There are 6502 C compilers that can be used to write a NES cabinet. And, a lot of hackers would claim (incorrectly) that writing a NES cabinet in assembly is more difficult than writing one in C-- under the false pretense that the C programming language was designed as a way to make writing software easier.
In actuality, the C programming language is an ANSI compliant standard that makes it possible to write programming code that is "portable" (meaning ANSI compliant code can be compiled using any system that has a C compiler). But, that doesn't make the process of writing software in the C programming language easier than writing it in assembly. In fact (in many ways), using a compiler language to write software is more difficult. This is because certain assumptions can't be made that are completely obvious when writing code for an assembler. A good reason to write code for a C compiler would be (for example): you want to compile the same code for any 68000, ARM, PDP, PowerPC, SPARC, VAX, or x86 system.
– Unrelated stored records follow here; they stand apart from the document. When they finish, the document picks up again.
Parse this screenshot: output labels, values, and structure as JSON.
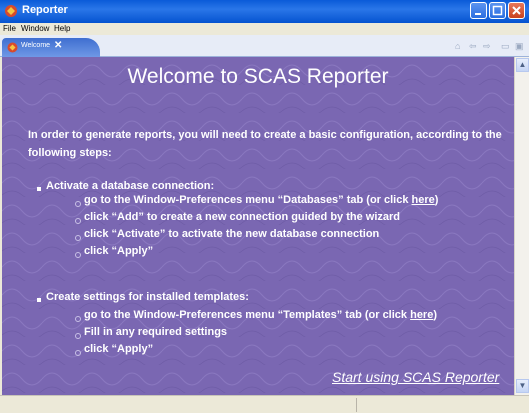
{
  "window": {
    "title": "Reporter"
  },
  "menu": [
    "File",
    "Window",
    "Help"
  ],
  "tab": {
    "label": "Welcome",
    "close": "✕"
  },
  "toolbar_icons": [
    "home-icon",
    "back-icon",
    "forward-icon",
    "minimize-view-icon",
    "maximize-view-icon"
  ],
  "welcome": {
    "title": "Welcome to SCAS Reporter",
    "intro": "In order to generate reports, you will need to create a basic configuration, according to the following steps:",
    "section1": {
      "heading": "Activate a database connection:",
      "step1_text": "go to the Window-Preferences menu “Databases” tab (or click ",
      "step1_link": "here",
      "step1_end": ")",
      "step2": "click “Add” to create a new connection guided by the wizard",
      "step3": "click “Activate” to activate the new database connection",
      "step4": "click “Apply”"
    },
    "section2": {
      "heading": "Create settings for installed templates:",
      "step1_text": "go to the Window-Preferences menu “Templates” tab (or click ",
      "step1_link": "here",
      "step1_end": ")",
      "step2": "Fill in any required settings",
      "step3": "click “Apply”"
    },
    "start_link": "Start using SCAS Reporter"
  },
  "colors": {
    "content_bg": "#7a67b2",
    "title_bar": "#0a5bd8",
    "tab": "#3f6fd0"
  }
}
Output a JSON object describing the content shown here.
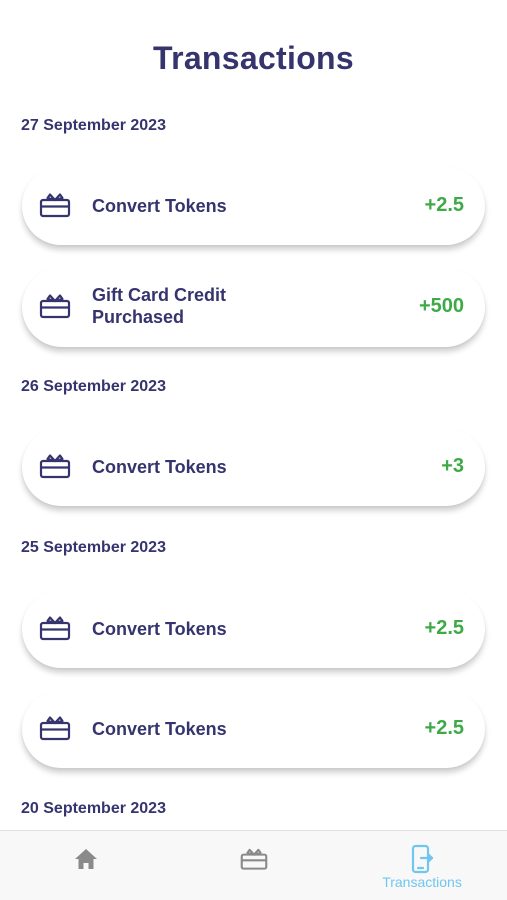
{
  "header": {
    "title": "Transactions"
  },
  "groups": [
    {
      "date": "27 September 2023",
      "items": [
        {
          "title": "Convert Tokens",
          "amount": "+2.5"
        },
        {
          "title": "Gift Card Credit Purchased",
          "amount": "+500"
        }
      ]
    },
    {
      "date": "26 September 2023",
      "items": [
        {
          "title": "Convert Tokens",
          "amount": "+3"
        }
      ]
    },
    {
      "date": "25 September 2023",
      "items": [
        {
          "title": "Convert Tokens",
          "amount": "+2.5"
        },
        {
          "title": "Convert Tokens",
          "amount": "+2.5"
        }
      ]
    },
    {
      "date": "20 September 2023",
      "items": []
    }
  ],
  "item_icon": "gift-card-icon",
  "nav": {
    "items": [
      {
        "icon": "home-icon",
        "label": ""
      },
      {
        "icon": "gift-card-icon",
        "label": ""
      },
      {
        "icon": "transactions-icon",
        "label": "Transactions",
        "active": true
      }
    ]
  },
  "colors": {
    "primary": "#35346e",
    "amount": "#3daa47",
    "nav_active": "#6fc6ee",
    "nav_inactive": "#8a8a8a",
    "nav_background": "#f8f8f8"
  }
}
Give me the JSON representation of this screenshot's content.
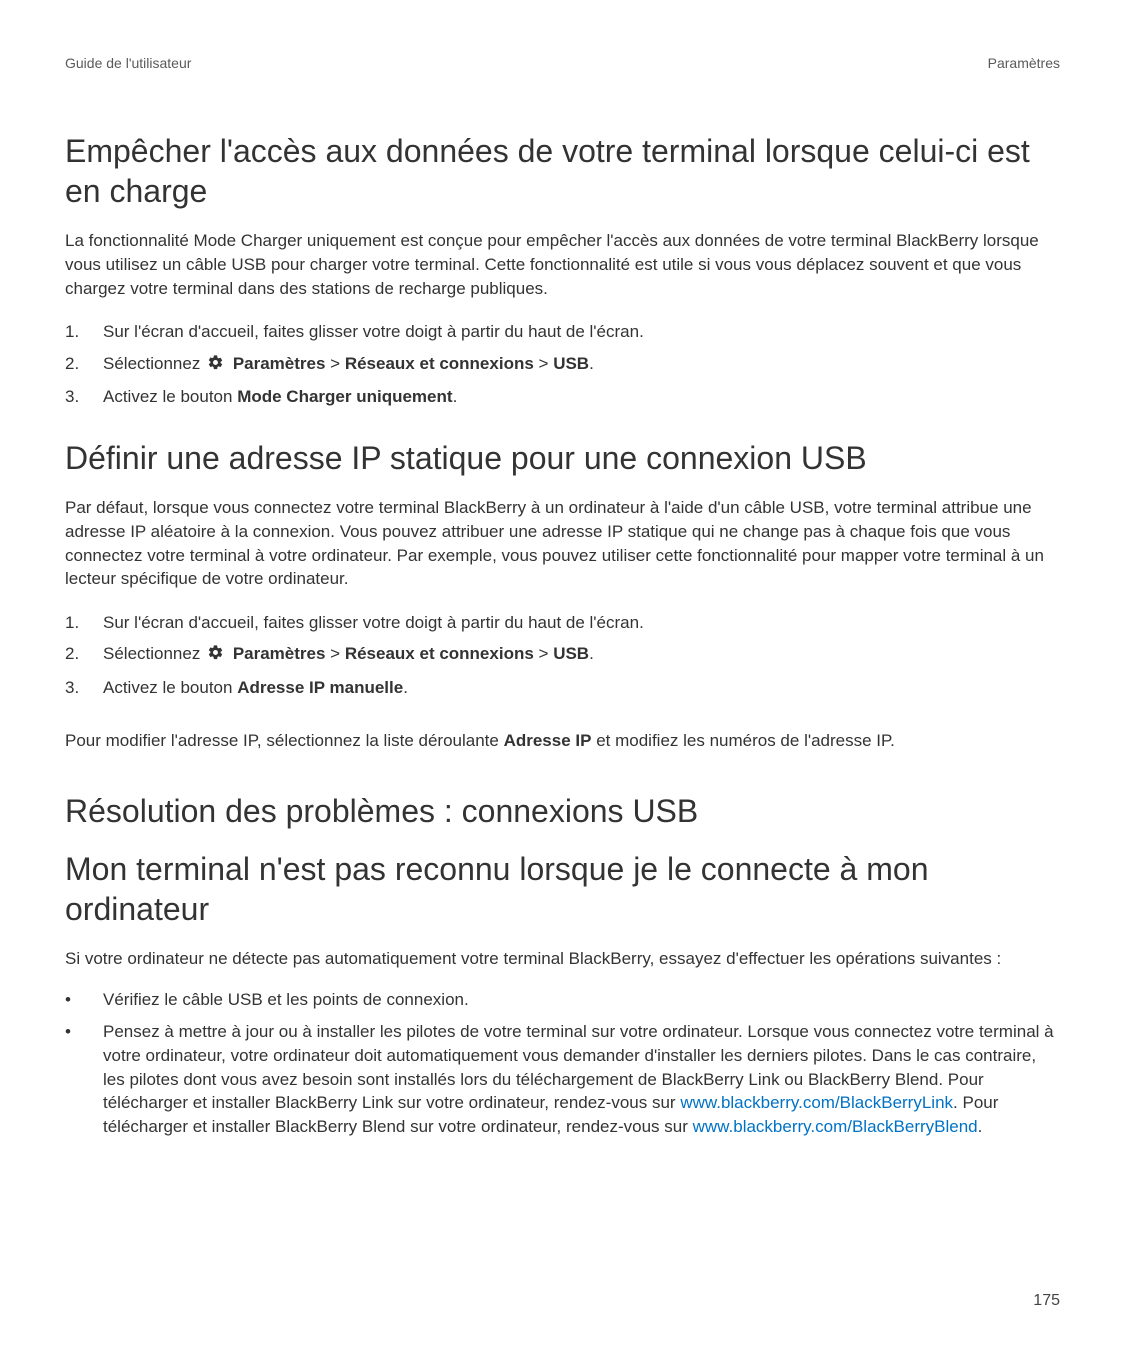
{
  "header": {
    "left": "Guide de l'utilisateur",
    "right": "Paramètres"
  },
  "sections": {
    "s1": {
      "title": "Empêcher l'accès aux données de votre terminal lorsque celui-ci est en charge",
      "para1": "La fonctionnalité Mode Charger uniquement est conçue pour empêcher l'accès aux données de votre terminal BlackBerry lorsque vous utilisez un câble USB pour charger votre terminal. Cette fonctionnalité est utile si vous vous déplacez souvent et que vous chargez votre terminal dans des stations de recharge publiques.",
      "step1": "Sur l'écran d'accueil, faites glisser votre doigt à partir du haut de l'écran.",
      "step2_pre": "Sélectionnez ",
      "step2_b1": "Paramètres",
      "step2_sep": " > ",
      "step2_b2": "Réseaux et connexions",
      "step2_b3": "USB",
      "step2_end": ".",
      "step3_pre": "Activez le bouton ",
      "step3_b": "Mode Charger uniquement",
      "step3_end": "."
    },
    "s2": {
      "title": "Définir une adresse IP statique pour une connexion USB",
      "para1": "Par défaut, lorsque vous connectez votre terminal BlackBerry à un ordinateur à l'aide d'un câble USB, votre terminal attribue une adresse IP aléatoire à la connexion. Vous pouvez attribuer une adresse IP statique qui ne change pas à chaque fois que vous connectez votre terminal à votre ordinateur. Par exemple, vous pouvez utiliser cette fonctionnalité pour mapper votre terminal à un lecteur spécifique de votre ordinateur.",
      "step1": "Sur l'écran d'accueil, faites glisser votre doigt à partir du haut de l'écran.",
      "step2_pre": "Sélectionnez ",
      "step2_b1": "Paramètres",
      "step2_sep": " > ",
      "step2_b2": "Réseaux et connexions",
      "step2_b3": "USB",
      "step2_end": ".",
      "step3_pre": "Activez le bouton ",
      "step3_b": "Adresse IP manuelle",
      "step3_end": ".",
      "para2_pre": "Pour modifier l'adresse IP, sélectionnez la liste déroulante ",
      "para2_b": "Adresse IP",
      "para2_end": " et modifiez les numéros de l'adresse IP."
    },
    "s3": {
      "title": "Résolution des problèmes : connexions USB"
    },
    "s4": {
      "title": "Mon terminal n'est pas reconnu lorsque je le connecte à mon ordinateur",
      "para1": "Si votre ordinateur ne détecte pas automatiquement votre terminal BlackBerry, essayez d'effectuer les opérations suivantes :",
      "bullet1": "Vérifiez le câble USB et les points de connexion.",
      "bullet2_a": "Pensez à mettre à jour ou à installer les pilotes de votre terminal sur votre ordinateur. Lorsque vous connectez votre terminal à votre ordinateur, votre ordinateur doit automatiquement vous demander d'installer les derniers pilotes. Dans le cas contraire, les pilotes dont vous avez besoin sont installés lors du téléchargement de BlackBerry Link ou BlackBerry Blend. Pour télécharger et installer BlackBerry Link sur votre ordinateur, rendez-vous sur ",
      "bullet2_link1": "www.blackberry.com/BlackBerryLink",
      "bullet2_b": ". Pour télécharger et installer BlackBerry Blend sur votre ordinateur, rendez-vous sur ",
      "bullet2_link2": "www.blackberry.com/BlackBerryBlend",
      "bullet2_c": "."
    }
  },
  "pageNumber": "175"
}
I just want to write a NES cabinet. And, there are already NES emulators that are entirely portable. Therefore, there is no *good* reason to use the C programming language to write the game. The assembled product will be playable on any system that has an ANSI compliant C compiler. Also, I've always wanted to write something pretty complex in assembly. So, I've chosen to write the cabinet (codenamed "Lieutenant Ren's Space Adventure") entirely in 6502 assembly.
(*) Most people call a NES cabinet stored on a hard disk a "ROM". But, a NES cabinet is a full computer system with data, disk space, memory, sound boards, and even co-processors. And sure, a ROM (which stands for "read only memory") chip can be part of that type of a system. But, it's not technically accurate to call an entire NES game a "ROM". Some people call a NES game a "cartridge" (or "cart" for short). But, I think the name "cartridge" is a pretty non-descriptive title for something that is (in reality) very technical. I chose the name "cabinet" because that's what manufacturers called arcade machines (and originally, full computer systems) before they were designed to swap in and out of home gaming systems.
(**) Many "gamers" (as people call them) have taken the convention of referring to characters in video games that harm a protagonist character as "enemies". Boy-- I *hate* this label. I've also heard harmful characters referred to as "A.I.s". A.I. supposedly stands for "artificial intelligence"-- a mythical software suite that is totally plausible but has yet to be created (you can read an article I wrote about artificial intelligence and chatter bots here). That statement may seem confusing to people because narcissistic developers working for Google, Facebook, and Twitter all claim to have written A.I.s. But really, they are confused by ancient nomenclature used to label a type of program that is not truly intelligent. And, these developers will likely remain incapable of comprehending what intelligence actually is without first considering the article I wrote about it. So, I don't like referring to harmful characters as "A.I.s", either. Instead, I've taken the convention of referring to harmful video game characters as "drones" or "bots".
|Random Fact: Insanely Witty Stupidity has its own manual. The site has so many unusual features (completely invisible to a casual user) that they are carefully catalogued for educational purposes.|
html revised 2022-12-06 by Michael Atkins.
The maintainer of insanely